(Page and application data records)

====================

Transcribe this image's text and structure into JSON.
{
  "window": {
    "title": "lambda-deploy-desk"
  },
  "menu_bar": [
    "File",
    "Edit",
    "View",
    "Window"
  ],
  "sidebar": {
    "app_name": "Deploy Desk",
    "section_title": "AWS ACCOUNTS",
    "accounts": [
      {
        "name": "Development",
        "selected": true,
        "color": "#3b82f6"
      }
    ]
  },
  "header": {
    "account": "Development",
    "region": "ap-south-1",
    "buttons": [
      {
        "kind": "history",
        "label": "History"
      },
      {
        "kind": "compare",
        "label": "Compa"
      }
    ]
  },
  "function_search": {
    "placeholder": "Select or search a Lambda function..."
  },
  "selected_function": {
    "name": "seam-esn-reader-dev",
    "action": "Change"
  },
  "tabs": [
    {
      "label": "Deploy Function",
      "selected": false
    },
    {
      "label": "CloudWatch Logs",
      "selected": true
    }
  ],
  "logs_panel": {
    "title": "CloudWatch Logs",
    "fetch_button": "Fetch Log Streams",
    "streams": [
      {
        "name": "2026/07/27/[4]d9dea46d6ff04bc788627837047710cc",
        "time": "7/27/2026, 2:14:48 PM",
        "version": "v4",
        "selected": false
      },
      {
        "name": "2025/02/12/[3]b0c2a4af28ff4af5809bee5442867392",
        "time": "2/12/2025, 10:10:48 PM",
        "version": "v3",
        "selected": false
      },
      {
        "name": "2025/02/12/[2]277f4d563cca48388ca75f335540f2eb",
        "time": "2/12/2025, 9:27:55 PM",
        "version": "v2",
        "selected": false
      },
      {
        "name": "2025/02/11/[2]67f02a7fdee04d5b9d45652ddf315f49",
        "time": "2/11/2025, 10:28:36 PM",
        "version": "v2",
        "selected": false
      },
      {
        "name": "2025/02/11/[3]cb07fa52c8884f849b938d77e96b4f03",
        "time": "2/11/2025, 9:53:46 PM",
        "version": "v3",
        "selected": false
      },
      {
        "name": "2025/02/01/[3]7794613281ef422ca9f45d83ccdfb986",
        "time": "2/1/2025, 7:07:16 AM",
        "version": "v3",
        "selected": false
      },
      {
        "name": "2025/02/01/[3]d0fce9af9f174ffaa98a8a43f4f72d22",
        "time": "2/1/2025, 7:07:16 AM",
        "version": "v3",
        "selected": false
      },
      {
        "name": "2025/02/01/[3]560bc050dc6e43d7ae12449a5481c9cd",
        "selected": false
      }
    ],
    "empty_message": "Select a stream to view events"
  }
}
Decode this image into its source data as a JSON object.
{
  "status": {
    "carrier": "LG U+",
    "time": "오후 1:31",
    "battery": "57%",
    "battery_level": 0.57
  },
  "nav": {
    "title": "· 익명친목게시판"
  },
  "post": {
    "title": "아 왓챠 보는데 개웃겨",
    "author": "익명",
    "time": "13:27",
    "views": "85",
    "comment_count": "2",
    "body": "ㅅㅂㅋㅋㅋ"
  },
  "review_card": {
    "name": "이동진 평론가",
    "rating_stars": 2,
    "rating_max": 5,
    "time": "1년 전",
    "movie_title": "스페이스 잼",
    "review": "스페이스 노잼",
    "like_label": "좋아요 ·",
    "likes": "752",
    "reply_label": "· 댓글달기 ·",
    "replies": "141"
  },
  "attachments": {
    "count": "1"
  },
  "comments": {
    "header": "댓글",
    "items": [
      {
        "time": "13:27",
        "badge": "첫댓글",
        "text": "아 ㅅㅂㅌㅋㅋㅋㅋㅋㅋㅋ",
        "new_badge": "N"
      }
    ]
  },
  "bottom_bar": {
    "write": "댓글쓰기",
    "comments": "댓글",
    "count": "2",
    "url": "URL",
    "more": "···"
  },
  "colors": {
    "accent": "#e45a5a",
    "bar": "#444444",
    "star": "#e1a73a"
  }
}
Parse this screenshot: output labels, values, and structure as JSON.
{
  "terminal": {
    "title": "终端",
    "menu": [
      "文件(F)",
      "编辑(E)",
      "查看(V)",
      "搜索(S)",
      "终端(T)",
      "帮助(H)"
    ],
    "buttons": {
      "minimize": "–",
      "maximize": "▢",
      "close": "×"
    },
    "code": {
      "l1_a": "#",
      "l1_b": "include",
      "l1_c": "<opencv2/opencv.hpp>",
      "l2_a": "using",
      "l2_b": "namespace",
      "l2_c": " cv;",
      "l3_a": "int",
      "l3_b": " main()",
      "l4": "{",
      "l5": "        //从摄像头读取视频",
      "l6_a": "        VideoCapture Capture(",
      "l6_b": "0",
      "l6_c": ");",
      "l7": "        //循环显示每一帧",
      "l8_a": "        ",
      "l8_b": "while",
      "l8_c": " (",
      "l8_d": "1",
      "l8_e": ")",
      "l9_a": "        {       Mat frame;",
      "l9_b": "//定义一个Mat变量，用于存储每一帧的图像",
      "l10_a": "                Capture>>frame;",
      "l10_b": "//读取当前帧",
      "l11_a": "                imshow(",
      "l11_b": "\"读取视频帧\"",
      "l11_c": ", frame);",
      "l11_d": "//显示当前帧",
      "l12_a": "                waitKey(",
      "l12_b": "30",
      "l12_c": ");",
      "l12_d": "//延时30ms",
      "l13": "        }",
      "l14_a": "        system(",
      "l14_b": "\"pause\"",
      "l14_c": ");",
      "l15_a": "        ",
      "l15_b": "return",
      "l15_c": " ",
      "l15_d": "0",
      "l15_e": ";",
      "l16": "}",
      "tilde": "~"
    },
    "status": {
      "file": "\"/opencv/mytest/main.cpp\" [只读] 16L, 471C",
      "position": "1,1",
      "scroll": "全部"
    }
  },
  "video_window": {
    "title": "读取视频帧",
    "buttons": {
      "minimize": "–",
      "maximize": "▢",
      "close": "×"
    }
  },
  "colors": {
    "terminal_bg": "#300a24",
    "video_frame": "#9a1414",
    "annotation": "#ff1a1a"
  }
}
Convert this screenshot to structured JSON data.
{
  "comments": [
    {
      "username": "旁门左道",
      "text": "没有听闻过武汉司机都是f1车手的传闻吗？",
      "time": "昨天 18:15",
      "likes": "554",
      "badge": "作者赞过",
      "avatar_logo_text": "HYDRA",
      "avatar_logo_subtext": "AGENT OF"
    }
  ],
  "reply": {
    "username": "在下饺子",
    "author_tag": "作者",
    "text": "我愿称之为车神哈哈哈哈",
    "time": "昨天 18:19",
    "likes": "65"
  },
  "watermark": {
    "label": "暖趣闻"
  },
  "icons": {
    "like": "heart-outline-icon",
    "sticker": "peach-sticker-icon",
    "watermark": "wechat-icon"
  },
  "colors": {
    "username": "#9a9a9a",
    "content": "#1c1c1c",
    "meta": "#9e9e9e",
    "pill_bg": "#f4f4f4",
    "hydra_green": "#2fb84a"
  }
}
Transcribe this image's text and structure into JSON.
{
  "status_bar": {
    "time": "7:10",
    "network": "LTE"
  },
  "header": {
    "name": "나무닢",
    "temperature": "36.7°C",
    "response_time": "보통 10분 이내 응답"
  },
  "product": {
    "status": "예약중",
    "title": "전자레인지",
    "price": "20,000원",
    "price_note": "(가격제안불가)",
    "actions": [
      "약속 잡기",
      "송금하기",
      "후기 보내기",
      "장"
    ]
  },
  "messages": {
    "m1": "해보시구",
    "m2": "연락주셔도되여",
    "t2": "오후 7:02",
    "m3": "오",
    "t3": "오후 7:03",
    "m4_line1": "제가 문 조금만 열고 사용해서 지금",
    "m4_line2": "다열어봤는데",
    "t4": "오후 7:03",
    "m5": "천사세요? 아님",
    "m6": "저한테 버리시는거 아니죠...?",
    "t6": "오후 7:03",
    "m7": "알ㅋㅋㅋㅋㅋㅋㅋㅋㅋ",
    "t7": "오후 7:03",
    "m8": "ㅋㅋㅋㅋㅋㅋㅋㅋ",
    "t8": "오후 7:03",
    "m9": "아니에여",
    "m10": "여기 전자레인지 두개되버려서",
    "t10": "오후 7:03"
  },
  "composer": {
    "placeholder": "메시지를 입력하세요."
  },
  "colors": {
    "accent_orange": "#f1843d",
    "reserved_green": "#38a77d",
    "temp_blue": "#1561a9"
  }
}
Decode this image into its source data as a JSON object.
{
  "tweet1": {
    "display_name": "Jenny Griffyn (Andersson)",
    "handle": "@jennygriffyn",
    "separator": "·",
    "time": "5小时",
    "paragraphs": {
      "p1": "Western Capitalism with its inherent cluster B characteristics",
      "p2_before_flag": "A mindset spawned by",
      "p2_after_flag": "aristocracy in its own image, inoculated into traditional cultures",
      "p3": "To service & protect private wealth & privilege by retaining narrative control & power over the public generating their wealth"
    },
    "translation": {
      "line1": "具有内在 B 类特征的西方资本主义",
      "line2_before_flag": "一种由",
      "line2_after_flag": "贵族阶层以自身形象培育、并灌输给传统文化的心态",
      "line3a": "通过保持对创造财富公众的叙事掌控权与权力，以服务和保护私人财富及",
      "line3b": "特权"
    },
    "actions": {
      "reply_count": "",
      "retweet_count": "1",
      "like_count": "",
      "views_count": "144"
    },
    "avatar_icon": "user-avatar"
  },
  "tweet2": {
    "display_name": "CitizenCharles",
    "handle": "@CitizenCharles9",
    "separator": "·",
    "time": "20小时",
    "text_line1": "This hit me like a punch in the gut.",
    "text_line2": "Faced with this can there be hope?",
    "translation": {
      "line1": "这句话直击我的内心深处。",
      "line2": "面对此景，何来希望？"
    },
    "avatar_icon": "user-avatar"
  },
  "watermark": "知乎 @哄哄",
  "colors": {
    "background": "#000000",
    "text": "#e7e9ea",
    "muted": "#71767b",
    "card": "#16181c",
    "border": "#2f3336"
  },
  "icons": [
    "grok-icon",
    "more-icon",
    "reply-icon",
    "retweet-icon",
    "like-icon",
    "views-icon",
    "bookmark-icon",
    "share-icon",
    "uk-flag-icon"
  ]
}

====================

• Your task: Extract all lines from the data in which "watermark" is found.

• Problem solution:
  "watermark": {
    "watermark": "wechat-icon"
  "watermark": "知乎 @哄哄",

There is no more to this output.